### Records for the task
######

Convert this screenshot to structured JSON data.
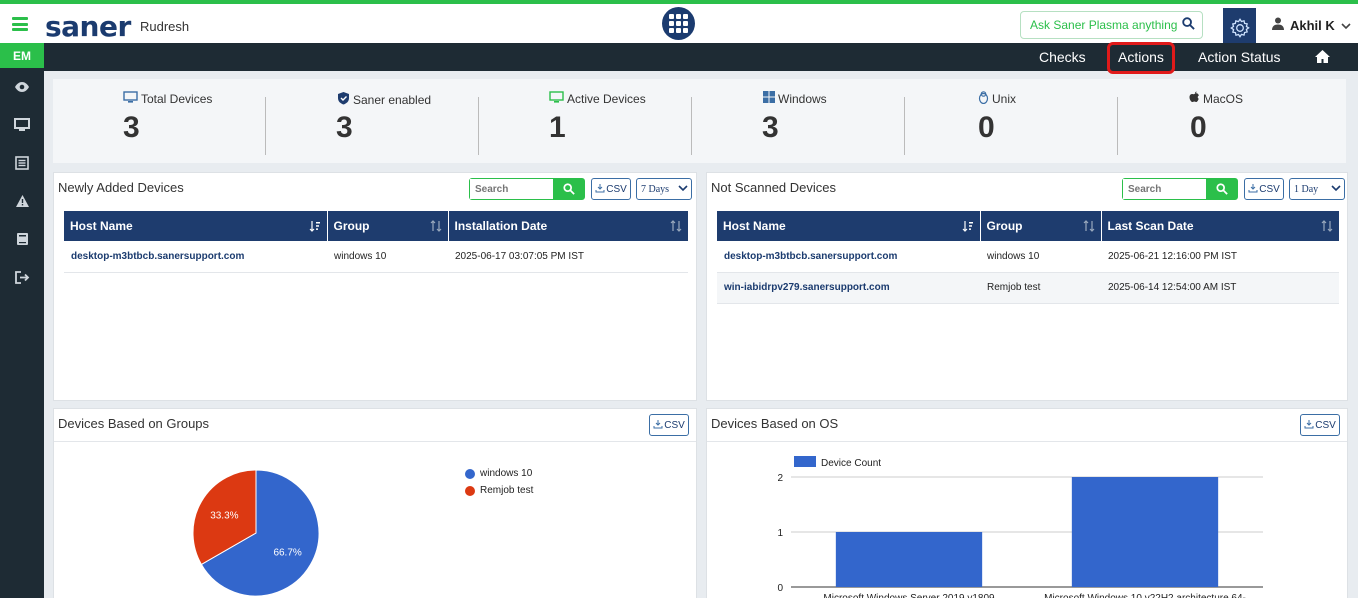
{
  "header": {
    "logo": "saner",
    "org": "Rudresh",
    "ask_placeholder": "Ask Saner Plasma anything !",
    "user": "Akhil K"
  },
  "sidebar": {
    "badge": "EM"
  },
  "subnav": {
    "items": [
      "Checks",
      "Actions",
      "Action Status"
    ]
  },
  "stats": [
    {
      "label": "Total Devices",
      "value": "3"
    },
    {
      "label": "Saner enabled",
      "value": "3"
    },
    {
      "label": "Active Devices",
      "value": "1"
    },
    {
      "label": "Windows",
      "value": "3"
    },
    {
      "label": "Unix",
      "value": "0"
    },
    {
      "label": "MacOS",
      "value": "0"
    }
  ],
  "newly_added": {
    "title": "Newly Added Devices",
    "search_placeholder": "Search",
    "csv": "CSV",
    "days": "7 Days",
    "columns": [
      "Host Name",
      "Group",
      "Installation Date"
    ],
    "rows": [
      [
        "desktop-m3btbcb.sanersupport.com",
        "windows 10",
        "2025-06-17 03:07:05 PM IST"
      ]
    ]
  },
  "not_scanned": {
    "title": "Not Scanned Devices",
    "search_placeholder": "Search",
    "csv": "CSV",
    "days": "1 Day",
    "columns": [
      "Host Name",
      "Group",
      "Last Scan Date"
    ],
    "rows": [
      [
        "desktop-m3btbcb.sanersupport.com",
        "windows 10",
        "2025-06-21 12:16:00 PM IST"
      ],
      [
        "win-iabidrpv279.sanersupport.com",
        "Remjob test",
        "2025-06-14 12:54:00 AM IST"
      ]
    ]
  },
  "groups_panel": {
    "title": "Devices Based on Groups",
    "csv": "CSV"
  },
  "os_panel": {
    "title": "Devices Based on OS",
    "csv": "CSV"
  },
  "chart_data": [
    {
      "type": "pie",
      "slices": [
        {
          "name": "windows 10",
          "value": 66.7,
          "label": "66.7%",
          "color": "#3366cc"
        },
        {
          "name": "Remjob test",
          "value": 33.3,
          "label": "33.3%",
          "color": "#dc3912"
        }
      ],
      "legend": "right"
    },
    {
      "type": "bar",
      "categories": [
        "Microsoft Windows Server 2019 v1809",
        "Microsoft Windows 10 v22H2 architecture 64-"
      ],
      "series": [
        {
          "name": "Device Count",
          "values": [
            1,
            2
          ],
          "color": "#3366cc"
        }
      ],
      "yticks": [
        "0",
        "1",
        "2"
      ],
      "ylim": [
        0,
        2
      ],
      "legend": "top-left"
    }
  ]
}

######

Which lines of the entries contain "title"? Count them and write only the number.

### Answer area
4